“... Successful organizations begin with success at the tip of the pyramid — not the other way around. Charlie Manuel was an anomaly! He managed — doing things his way — to record the all-time number of wins for a manager, despite the dolts he reported to in the organization. ... The ownership/management of the Phillies stinks! No other way of putting it. Blunder after blunder. In a way, I feel sorry for Joe. I felt sorry for Pete. I felt really bad for Charlie. They tried their best. But when you’re constantly swimming against the tide, you get tired, and frustrated. Fire Joe, or keep Joe — mediocrity and disappointment lives on! Next man up?” — Richard S.

“... As bad as things look, they have a hundred games to play, and the expanded playoffs mean that they only may need to beat out St. Louis and Atlanta for that last Wild Card (SD and SF have the first two locked up solid). That is not much to ask, beating out two teams with even worse problems than the Phillies. The Phillies are better on paper than either of them. They need a field boss who can make that talent work. Is Larry Bowa available?” — Dick D.

“I’m somewhat disappointed in Joe at this point with some of his managing decisions. However, I’m not ready to throw in the towel. Joe doesn’t make all of the errors in the field and he is not causing injuries to his players nor is he responsible for the players hitting slump or relief pitching slump plus pure bad luck at times! Keep Joe intact for now!” I’m somewhat disappointed in Joe at this point with some of his managing decisions. However, I’m not ready to throw in the towel. Joe doesn’t make all of the errors in the field and he is not causing injuries to his players nor is he responsible for the players hitting slump or relief pitching slump plus pure bad luck at times!
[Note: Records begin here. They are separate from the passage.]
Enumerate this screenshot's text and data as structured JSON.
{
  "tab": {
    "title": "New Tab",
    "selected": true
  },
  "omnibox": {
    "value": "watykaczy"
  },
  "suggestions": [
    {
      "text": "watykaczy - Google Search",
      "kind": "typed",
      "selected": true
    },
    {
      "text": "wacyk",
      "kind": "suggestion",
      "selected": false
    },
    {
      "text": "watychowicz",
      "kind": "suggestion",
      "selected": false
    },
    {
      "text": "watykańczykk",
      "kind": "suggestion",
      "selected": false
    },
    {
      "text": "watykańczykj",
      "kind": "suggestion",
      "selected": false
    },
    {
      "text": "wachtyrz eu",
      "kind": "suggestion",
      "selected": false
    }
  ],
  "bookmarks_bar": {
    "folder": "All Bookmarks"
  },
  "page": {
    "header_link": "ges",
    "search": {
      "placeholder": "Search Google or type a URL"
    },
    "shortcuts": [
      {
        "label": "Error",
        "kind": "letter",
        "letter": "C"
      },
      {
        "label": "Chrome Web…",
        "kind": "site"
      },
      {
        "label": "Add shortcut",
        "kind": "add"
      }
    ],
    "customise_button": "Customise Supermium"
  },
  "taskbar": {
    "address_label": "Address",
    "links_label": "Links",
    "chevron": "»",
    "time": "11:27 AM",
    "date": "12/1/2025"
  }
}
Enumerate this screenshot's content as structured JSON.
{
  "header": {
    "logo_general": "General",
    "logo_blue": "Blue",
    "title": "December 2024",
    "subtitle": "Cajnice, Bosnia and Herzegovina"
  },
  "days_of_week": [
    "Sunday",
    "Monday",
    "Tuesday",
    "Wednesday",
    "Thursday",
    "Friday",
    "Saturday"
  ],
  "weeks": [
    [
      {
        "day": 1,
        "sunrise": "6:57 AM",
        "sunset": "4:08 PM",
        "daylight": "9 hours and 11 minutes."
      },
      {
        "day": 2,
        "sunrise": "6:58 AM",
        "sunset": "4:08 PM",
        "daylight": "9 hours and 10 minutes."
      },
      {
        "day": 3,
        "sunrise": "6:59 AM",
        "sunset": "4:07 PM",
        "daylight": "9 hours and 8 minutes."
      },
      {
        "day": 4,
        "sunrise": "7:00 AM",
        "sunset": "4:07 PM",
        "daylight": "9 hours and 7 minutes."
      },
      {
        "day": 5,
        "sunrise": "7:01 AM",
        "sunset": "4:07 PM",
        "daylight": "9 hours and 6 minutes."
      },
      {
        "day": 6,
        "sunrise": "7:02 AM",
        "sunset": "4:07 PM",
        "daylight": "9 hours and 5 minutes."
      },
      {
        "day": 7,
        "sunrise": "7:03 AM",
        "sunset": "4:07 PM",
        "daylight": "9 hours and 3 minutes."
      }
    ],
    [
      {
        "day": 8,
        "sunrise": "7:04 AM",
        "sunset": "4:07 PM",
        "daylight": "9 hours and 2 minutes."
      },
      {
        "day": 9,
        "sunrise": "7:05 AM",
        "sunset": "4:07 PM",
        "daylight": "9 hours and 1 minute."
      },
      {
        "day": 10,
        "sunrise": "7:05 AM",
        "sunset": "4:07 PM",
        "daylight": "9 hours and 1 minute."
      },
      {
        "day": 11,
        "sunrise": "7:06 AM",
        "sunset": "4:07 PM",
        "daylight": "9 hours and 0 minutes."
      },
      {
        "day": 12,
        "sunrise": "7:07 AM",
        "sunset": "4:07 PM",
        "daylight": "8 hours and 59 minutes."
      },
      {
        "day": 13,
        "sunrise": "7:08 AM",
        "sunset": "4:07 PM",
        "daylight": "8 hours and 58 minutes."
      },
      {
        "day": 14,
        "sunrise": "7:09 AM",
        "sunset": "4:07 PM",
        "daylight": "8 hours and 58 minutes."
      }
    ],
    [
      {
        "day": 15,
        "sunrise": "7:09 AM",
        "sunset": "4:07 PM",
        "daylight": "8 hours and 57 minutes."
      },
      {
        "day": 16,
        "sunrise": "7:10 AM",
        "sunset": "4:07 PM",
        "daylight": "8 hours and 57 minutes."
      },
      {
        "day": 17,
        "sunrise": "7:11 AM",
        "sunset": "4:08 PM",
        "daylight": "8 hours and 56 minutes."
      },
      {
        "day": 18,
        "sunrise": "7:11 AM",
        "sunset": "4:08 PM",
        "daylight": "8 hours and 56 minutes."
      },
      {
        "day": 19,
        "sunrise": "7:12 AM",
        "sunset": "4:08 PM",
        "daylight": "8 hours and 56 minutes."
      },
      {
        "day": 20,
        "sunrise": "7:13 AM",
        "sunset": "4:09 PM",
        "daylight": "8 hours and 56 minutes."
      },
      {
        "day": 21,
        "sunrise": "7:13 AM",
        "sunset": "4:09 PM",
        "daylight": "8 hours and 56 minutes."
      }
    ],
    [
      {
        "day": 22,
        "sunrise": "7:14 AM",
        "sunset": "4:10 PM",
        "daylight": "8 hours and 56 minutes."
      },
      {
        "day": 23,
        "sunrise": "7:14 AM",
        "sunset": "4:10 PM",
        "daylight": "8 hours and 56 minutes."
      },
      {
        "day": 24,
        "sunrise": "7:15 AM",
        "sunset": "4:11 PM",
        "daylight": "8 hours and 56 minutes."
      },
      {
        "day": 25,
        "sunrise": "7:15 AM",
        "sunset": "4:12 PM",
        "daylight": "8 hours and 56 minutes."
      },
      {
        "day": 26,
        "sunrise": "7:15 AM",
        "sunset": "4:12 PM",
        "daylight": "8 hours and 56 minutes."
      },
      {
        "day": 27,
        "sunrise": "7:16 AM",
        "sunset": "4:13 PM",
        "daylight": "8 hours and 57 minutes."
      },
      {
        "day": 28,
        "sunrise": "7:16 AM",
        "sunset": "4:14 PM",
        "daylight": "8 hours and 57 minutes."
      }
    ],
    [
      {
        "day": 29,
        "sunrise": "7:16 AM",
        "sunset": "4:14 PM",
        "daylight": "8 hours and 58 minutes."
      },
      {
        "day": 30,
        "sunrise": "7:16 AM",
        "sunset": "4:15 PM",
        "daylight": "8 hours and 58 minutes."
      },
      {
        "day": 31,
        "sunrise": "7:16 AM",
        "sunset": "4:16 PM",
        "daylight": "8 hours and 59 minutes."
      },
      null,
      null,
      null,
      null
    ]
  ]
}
Keep Joe intact for now!” — Rich A.

“Joe should not go! ... Joe is a dang good manager but he can’t help the errors, the lack of hitting, the base running issues, the home runs given up and heck the only thing he can do is put 9 guys in the lineup and hope they do all the right things just play fundamental baseball.” — Steve L.

“Joe must go! The owner is looking real bad now. What is he watching that we don’t see?” — John P.

We compiled today’s newsletter using reporting from Scott Lauber, Giana Han, Ed Barkowitz, Andrea Canales, David Murphy, and Jonathan Tannenwald.